EXERCISE
Filter the listing below down to the lines containing the word "JSON".

DATA EXTRACT
========================================

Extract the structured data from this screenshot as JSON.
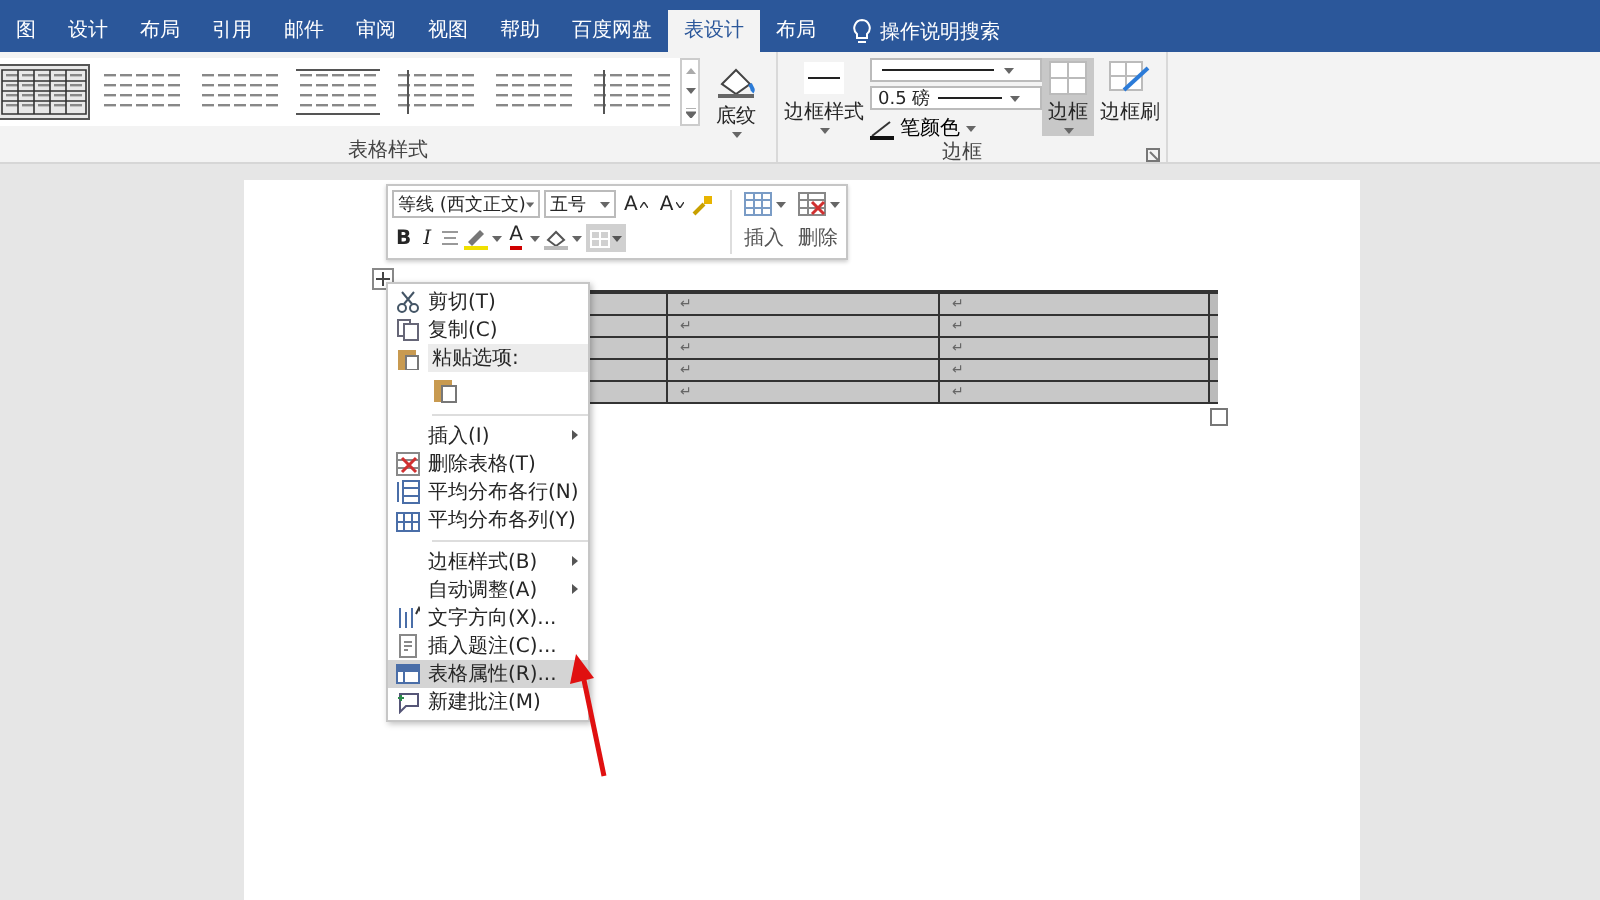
{
  "title_tabs": [
    {
      "label": "图",
      "selected": false
    },
    {
      "label": "设计",
      "selected": false
    },
    {
      "label": "布局",
      "selected": false
    },
    {
      "label": "引用",
      "selected": false
    },
    {
      "label": "邮件",
      "selected": false
    },
    {
      "label": "审阅",
      "selected": false
    },
    {
      "label": "视图",
      "selected": false
    },
    {
      "label": "帮助",
      "selected": false
    },
    {
      "label": "百度网盘",
      "selected": false
    },
    {
      "label": "表设计",
      "selected": true
    },
    {
      "label": "布局",
      "selected": false
    }
  ],
  "tell_me": "操作说明搜索",
  "ribbon": {
    "table_styles": {
      "label": "表格样式",
      "styles": [
        {
          "selected": true
        },
        {
          "selected": false
        },
        {
          "selected": false
        },
        {
          "selected": false
        },
        {
          "selected": false
        },
        {
          "selected": false
        },
        {
          "selected": false
        }
      ],
      "shading": "底纹"
    },
    "borders": {
      "label": "边框",
      "border_styles": "边框样式",
      "line_weight": "0.5 磅",
      "pen_color": "笔颜色",
      "borders_button": {
        "label": "边框",
        "selected": true
      },
      "border_painter": "边框刷"
    }
  },
  "mini_toolbar": {
    "font": "等线 (西文正文)",
    "size": "五号",
    "grow_font": "A",
    "shrink_font": "A",
    "bold": "B",
    "italic": "I",
    "font_color": "A",
    "insert": "插入",
    "delete": "删除"
  },
  "table": {
    "rows": [
      {
        "selected": true,
        "cells": [
          "↵",
          "↵"
        ]
      },
      {
        "selected": true,
        "cells": [
          "↵",
          "↵"
        ]
      },
      {
        "selected": true,
        "cells": [
          "↵",
          "↵"
        ]
      },
      {
        "selected": true,
        "cells": [
          "↵",
          "↵"
        ]
      },
      {
        "selected": true,
        "cells": [
          "↵",
          "↵"
        ]
      }
    ]
  },
  "context_menu": {
    "items": [
      {
        "kind": "item",
        "label": "剪切(T)",
        "selected": false
      },
      {
        "kind": "item",
        "label": "复制(C)",
        "selected": false
      },
      {
        "kind": "heading",
        "label": "粘贴选项:"
      },
      {
        "kind": "paste-options"
      },
      {
        "kind": "separator"
      },
      {
        "kind": "submenu",
        "label": "插入(I)",
        "selected": false
      },
      {
        "kind": "item",
        "label": "删除表格(T)",
        "selected": false
      },
      {
        "kind": "item",
        "label": "平均分布各行(N)",
        "selected": false
      },
      {
        "kind": "item",
        "label": "平均分布各列(Y)",
        "selected": false
      },
      {
        "kind": "separator"
      },
      {
        "kind": "submenu",
        "label": "边框样式(B)",
        "selected": false
      },
      {
        "kind": "submenu",
        "label": "自动调整(A)",
        "selected": false
      },
      {
        "kind": "item",
        "label": "文字方向(X)...",
        "selected": false
      },
      {
        "kind": "item",
        "label": "插入题注(C)...",
        "selected": false
      },
      {
        "kind": "item",
        "label": "表格属性(R)...",
        "selected": true
      },
      {
        "kind": "item",
        "label": "新建批注(M)",
        "selected": false
      }
    ]
  }
}
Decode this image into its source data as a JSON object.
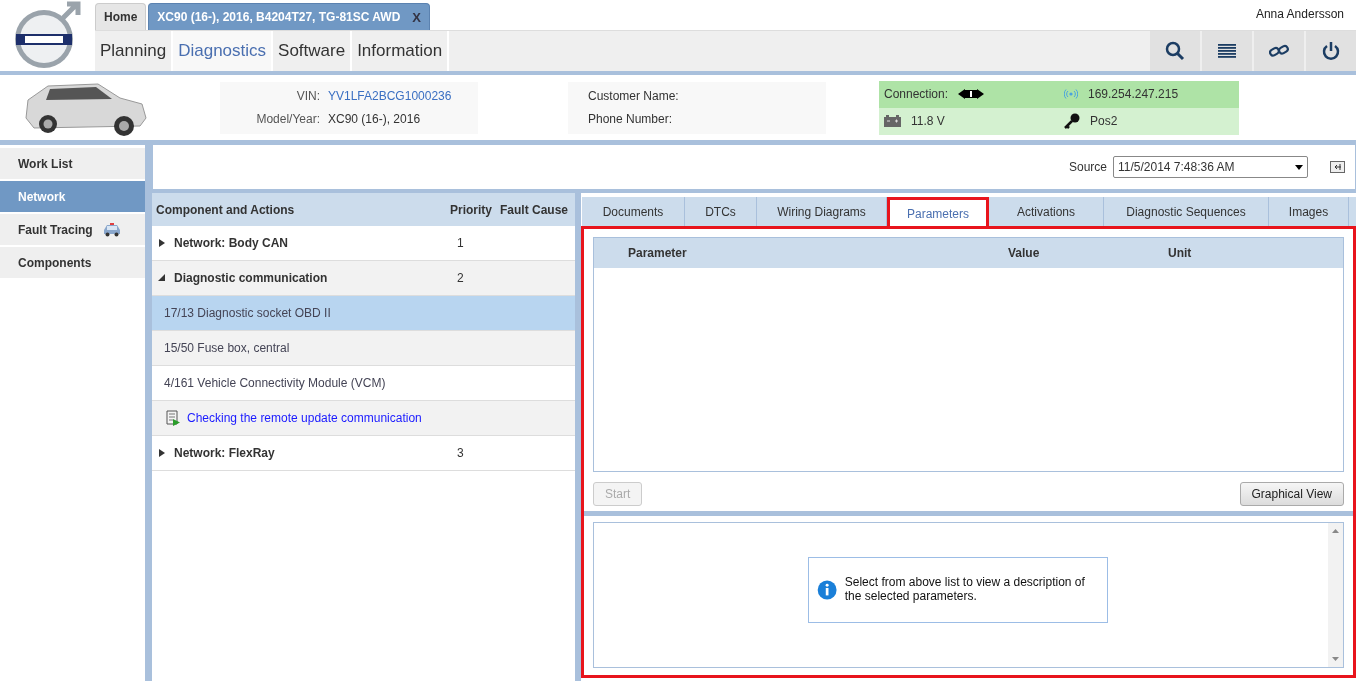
{
  "header": {
    "user_name": "Anna Andersson",
    "tabs": [
      {
        "label": "Home",
        "selected": false
      },
      {
        "label": "XC90 (16-), 2016, B4204T27, TG-81SC AWD",
        "selected": true,
        "close_label": "X"
      }
    ],
    "nav": [
      {
        "label": "Planning",
        "selected": false
      },
      {
        "label": "Diagnostics",
        "selected": true
      },
      {
        "label": "Software",
        "selected": false
      },
      {
        "label": "Information",
        "selected": false
      }
    ],
    "tools": [
      {
        "kind": "search"
      },
      {
        "kind": "menu"
      },
      {
        "kind": "link"
      },
      {
        "kind": "power"
      }
    ]
  },
  "vehicle": {
    "vin_label": "VIN:",
    "vin": "YV1LFA2BCG1000236",
    "model_label": "Model/Year:",
    "model": "XC90 (16-), 2016",
    "customer_name_label": "Customer Name:",
    "phone_label": "Phone Number:"
  },
  "connection": {
    "label": "Connection:",
    "ip": "169.254.247.215",
    "voltage": "11.8 V",
    "ignition": "Pos2"
  },
  "sidebar": {
    "items": [
      {
        "label": "Work List",
        "selected": false,
        "icon": false
      },
      {
        "label": "Network",
        "selected": true,
        "icon": false
      },
      {
        "label": "Fault Tracing",
        "selected": false,
        "icon": true
      },
      {
        "label": "Components",
        "selected": false,
        "icon": false
      }
    ]
  },
  "source": {
    "label": "Source",
    "value": "11/5/2014 7:48:36 AM"
  },
  "components": {
    "columns": [
      "Component and Actions",
      "Priority",
      "Fault Cause"
    ],
    "rows": [
      {
        "kind": "group",
        "label": "Network: Body CAN",
        "priority": "1",
        "expanded": false
      },
      {
        "kind": "group",
        "label": "Diagnostic communication",
        "priority": "2",
        "expanded": true,
        "children": [
          {
            "kind": "component",
            "label": "17/13 Diagnostic socket OBD II",
            "selected": true
          },
          {
            "kind": "component",
            "label": "15/50 Fuse box, central",
            "selected": false
          },
          {
            "kind": "component",
            "label": "4/161 Vehicle Connectivity Module (VCM)",
            "selected": false
          },
          {
            "kind": "action",
            "label": "Checking the remote update communication",
            "selected": false
          }
        ]
      },
      {
        "kind": "group",
        "label": "Network: FlexRay",
        "priority": "3",
        "expanded": false
      }
    ]
  },
  "detail_tabs": [
    {
      "label": "Documents",
      "selected": false
    },
    {
      "label": "DTCs",
      "selected": false
    },
    {
      "label": "Wiring Diagrams",
      "selected": false
    },
    {
      "label": "Parameters",
      "selected": true
    },
    {
      "label": "Activations",
      "selected": false
    },
    {
      "label": "Diagnostic Sequences",
      "selected": false
    },
    {
      "label": "Images",
      "selected": false
    }
  ],
  "parameters": {
    "columns": [
      "Parameter",
      "Value",
      "Unit"
    ],
    "buttons": [
      {
        "label": "Start",
        "disabled": true
      },
      {
        "label": "Graphical View",
        "disabled": false
      }
    ],
    "info_message": "Select from above list to view a description of the selected parameters."
  }
}
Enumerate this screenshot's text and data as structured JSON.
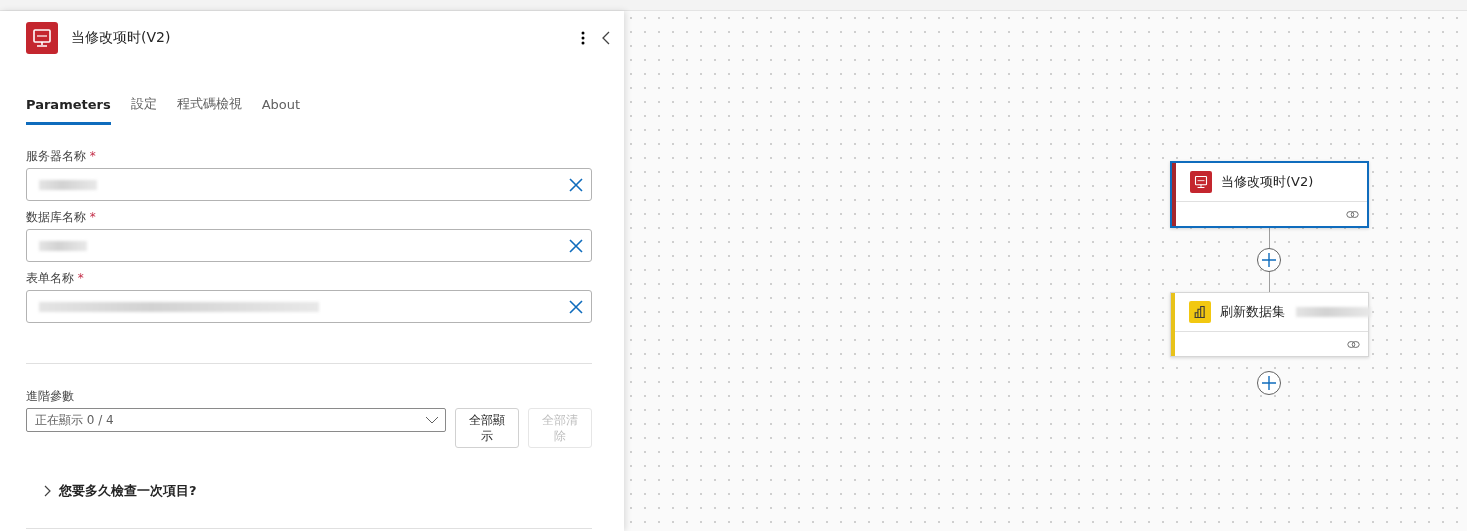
{
  "panel": {
    "title": "当修改项时(V2)",
    "tabs": [
      {
        "label": "Parameters",
        "selected": true
      },
      {
        "label": "設定",
        "selected": false
      },
      {
        "label": "程式碼檢視",
        "selected": false
      },
      {
        "label": "About",
        "selected": false
      }
    ],
    "fields": [
      {
        "label": "服务器名称",
        "required_mark": "*"
      },
      {
        "label": "数据库名称",
        "required_mark": "*"
      },
      {
        "label": "表单名称",
        "required_mark": "*"
      }
    ],
    "advanced": {
      "label": "進階參數",
      "select_value": "正在顯示 0 / 4",
      "buttons": [
        {
          "label": "全部顯示",
          "disabled": false
        },
        {
          "label": "全部清除",
          "disabled": true
        }
      ]
    },
    "section": {
      "label": "您要多久檢查一次項目?",
      "expanded": false
    }
  },
  "canvas": {
    "nodes": [
      {
        "kind": "sql",
        "title": "当修改项时(V2)",
        "selected": true,
        "color": "#a4262c"
      },
      {
        "kind": "powerbi",
        "title": "刷新数据集",
        "selected": false,
        "color": "#e8c21a"
      }
    ]
  }
}
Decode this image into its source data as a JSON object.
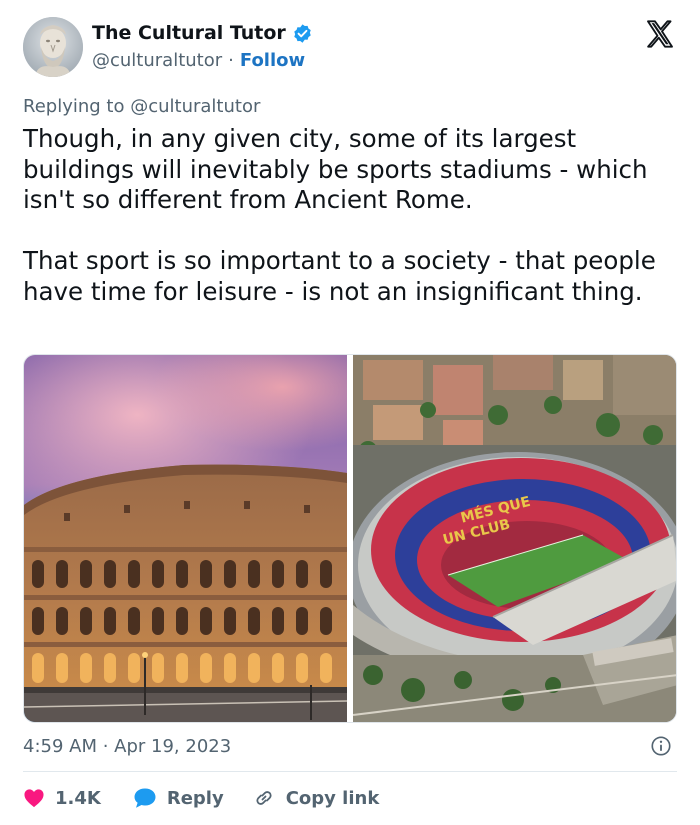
{
  "author": {
    "name": "The Cultural Tutor",
    "handle": "@culturaltutor",
    "separator": "·",
    "follow_label": "Follow"
  },
  "reply_context": {
    "prefix": "Replying to",
    "mention": "@culturaltutor"
  },
  "tweet": {
    "paragraph1": "Though, in any given city, some of its largest buildings will inevitably be sports stadiums - which isn't so different from Ancient Rome.",
    "paragraph2": "That sport is so important to a society - that people have time for leisure - is not an insignificant thing."
  },
  "media": {
    "left": "colosseum-photo",
    "right": "stadium-aerial-photo",
    "stadium_seat_text_line1": "MÉS QUE",
    "stadium_seat_text_line2": "UN CLUB"
  },
  "meta": {
    "timestamp": "4:59 AM · Apr 19, 2023"
  },
  "actions": {
    "likes": "1.4K",
    "reply_label": "Reply",
    "copy_label": "Copy link"
  },
  "colors": {
    "accent": "#1d9bf0",
    "follow": "#1d74c3",
    "heart": "#f91880",
    "secondary_text": "#536471",
    "primary_text": "#0f1419"
  },
  "icons": {
    "verified": "verified-badge-icon",
    "brand": "x-logo-icon",
    "info": "info-icon",
    "like": "heart-icon",
    "reply": "speech-bubble-icon",
    "copy": "link-icon"
  }
}
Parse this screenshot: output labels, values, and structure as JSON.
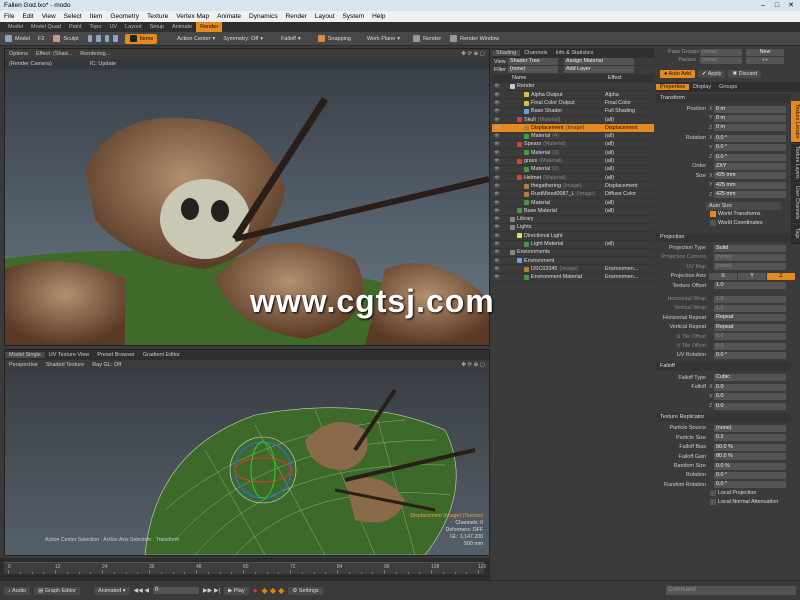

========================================

ANSWER TO THIS PROBLEM
Extract the structured data from this screenshot as JSON.
Decode this image into its source data as a JSON object.
Enumerate this screenshot's text and data as structured JSON.
Decode this image into its source data as a JSON object.
Parse this screenshot: output labels, values, and structure as JSON.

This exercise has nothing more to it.